== Records for the exercise ==

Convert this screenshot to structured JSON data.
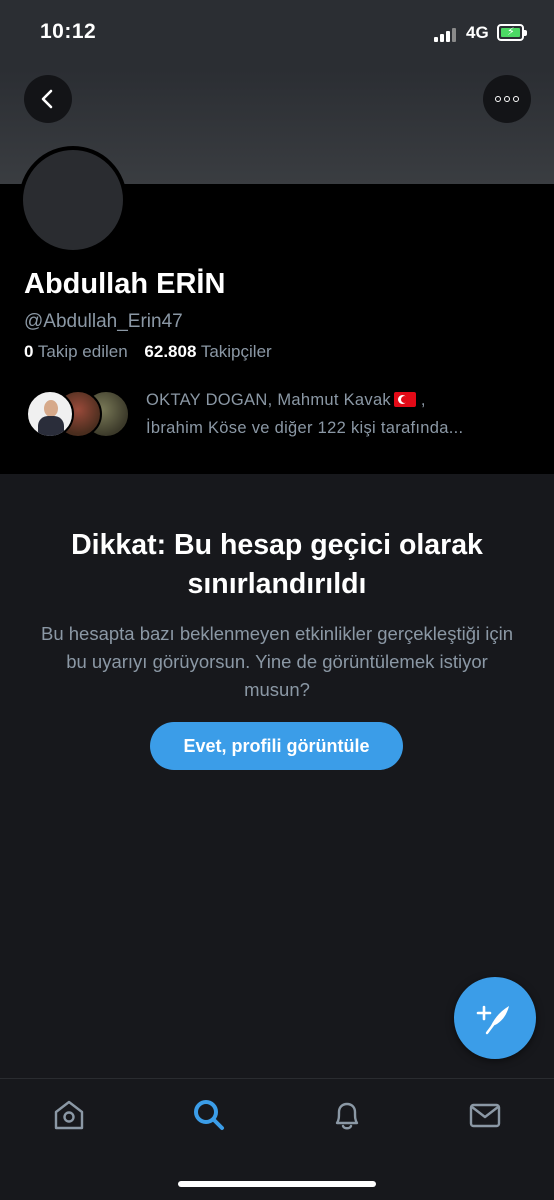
{
  "status_bar": {
    "time": "10:12",
    "network": "4G",
    "battery_icon": "battery-charging-icon",
    "signal_icon": "signal-bars-icon"
  },
  "header": {
    "back_icon": "chevron-left-icon",
    "more_icon": "more-horizontal-icon"
  },
  "profile": {
    "name": "Abdullah ERİN",
    "handle": "@Abdullah_Erin47",
    "following_count": "0",
    "following_label": "Takip edilen",
    "followers_count": "62.808",
    "followers_label": "Takipçiler",
    "followed_by_line1": "OKTAY DOGAN, Mahmut Kavak",
    "followed_by_line1_suffix": " ,",
    "followed_by_line2": "İbrahim Köse ve diğer 122 kişi tarafında..."
  },
  "warning": {
    "title": "Dikkat: Bu hesap geçici olarak sınırlandırıldı",
    "body": "Bu hesapta bazı beklenmeyen etkinlikler gerçekleştiği için bu uyarıyı görüyorsun. Yine de görüntülemek istiyor musun?",
    "button_label": "Evet, profili görüntüle"
  },
  "fab": {
    "icon": "compose-tweet-icon"
  },
  "tabs": [
    {
      "name": "home",
      "icon": "home-icon",
      "active": false
    },
    {
      "name": "search",
      "icon": "search-icon",
      "active": true
    },
    {
      "name": "notifications",
      "icon": "bell-icon",
      "active": false
    },
    {
      "name": "messages",
      "icon": "envelope-icon",
      "active": false
    }
  ],
  "colors": {
    "accent": "#3b9de8",
    "background": "#17181c",
    "secondary_text": "#8b98a5",
    "flag_red": "#e30a17"
  }
}
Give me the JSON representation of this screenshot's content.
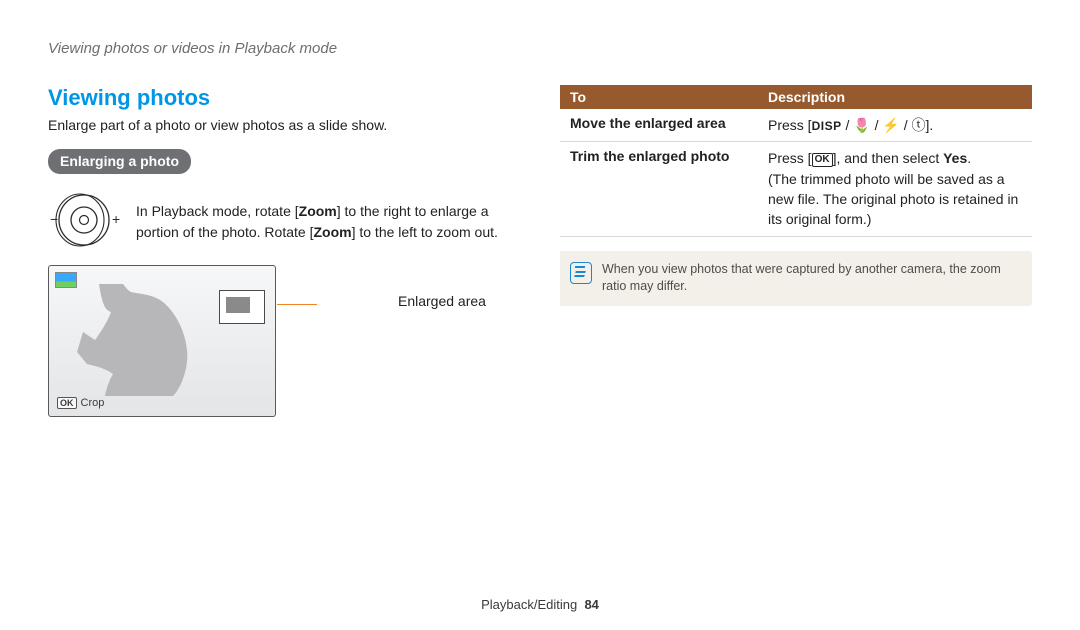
{
  "breadcrumb": "Viewing photos or videos in Playback mode",
  "section_title": "Viewing photos",
  "intro": "Enlarge part of a photo or view photos as a slide show.",
  "pill": "Enlarging a photo",
  "zoom_instr_pre": "In Playback mode, rotate [",
  "zoom_word": "Zoom",
  "zoom_instr_mid": "] to the right to enlarge a portion of the photo. Rotate [",
  "zoom_instr_end": "] to the left to zoom out.",
  "enlarged_area_label": "Enlarged area",
  "crop_label": "Crop",
  "table": {
    "head_to": "To",
    "head_desc": "Description",
    "rows": [
      {
        "action": "Move the enlarged area",
        "desc_prefix": "Press [",
        "glyphs": "DISP / 🌷 / ⚡ / 𝄐",
        "desc_suffix": "]."
      },
      {
        "action": "Trim the enlarged photo",
        "line1_pre": "Press [",
        "line1_ok": "OK",
        "line1_post": "], and then select ",
        "line1_yes": "Yes",
        "line1_end": ".",
        "line2": "(The trimmed photo will be saved as a new file. The original photo is retained in its original form.)"
      }
    ]
  },
  "note": "When you view photos that were captured by another camera, the zoom ratio may differ.",
  "footer_section": "Playback/Editing",
  "footer_page": "84"
}
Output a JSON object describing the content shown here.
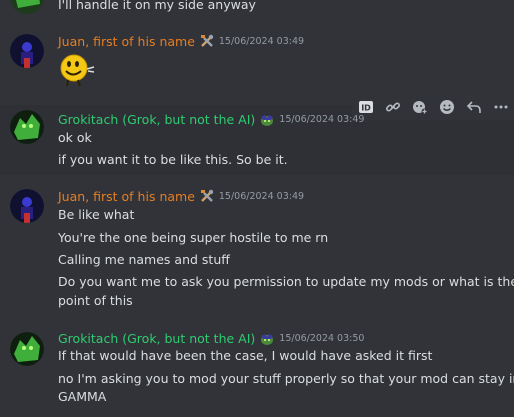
{
  "top_fragment": {
    "text": "I'll handle it on my side anyway"
  },
  "messages": [
    {
      "author": "Juan, first of his name",
      "author_color": "#e67e22",
      "timestamp": "15/06/2024 03:49",
      "role_icon": "tools-icon",
      "lines": [],
      "attachment": "grinning-face-sticker"
    },
    {
      "author": "Grokitach (Grok, but not the AI)",
      "author_color": "#2ecc71",
      "timestamp": "15/06/2024 03:49",
      "role_icon": "goblin-emoji-icon",
      "lines": [
        "ok ok",
        "if you want it to be like this. So be it."
      ]
    },
    {
      "author": "Juan, first of his name",
      "author_color": "#e67e22",
      "timestamp": "15/06/2024 03:49",
      "role_icon": "tools-icon",
      "lines": [
        "Be like what",
        "You're the one being super hostile to me rn",
        "Calling me names and stuff",
        "Do you want me to ask you permission to update my mods or what is the",
        "point of this"
      ]
    },
    {
      "author": "Grokitach (Grok, but not the AI)",
      "author_color": "#2ecc71",
      "timestamp": "15/06/2024 03:50",
      "role_icon": "goblin-emoji-icon",
      "lines": [
        "If that would have been the case, I would have asked it first",
        "no I'm asking you to mod your stuff properly so that your mod can stay in",
        "GAMMA"
      ]
    }
  ],
  "toolbar": {
    "buttons": [
      "id-icon",
      "link-icon",
      "add-reaction-icon",
      "emoji-icon",
      "reply-icon",
      "more-icon"
    ],
    "id_label": "ID"
  },
  "colors": {
    "background": "#313338",
    "timestamp": "#949ba4",
    "text": "#dbdee1"
  }
}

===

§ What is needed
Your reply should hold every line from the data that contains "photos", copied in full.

§ Written response
  "breadcrumb": "Viewing photos or videos in Playback mode",
  "section_title": "Viewing photos",
  "intro": "Enlarge part of a photo or view photos as a slide show.",
  "note": "When you view photos that were captured by another camera, the zoom ratio may differ.",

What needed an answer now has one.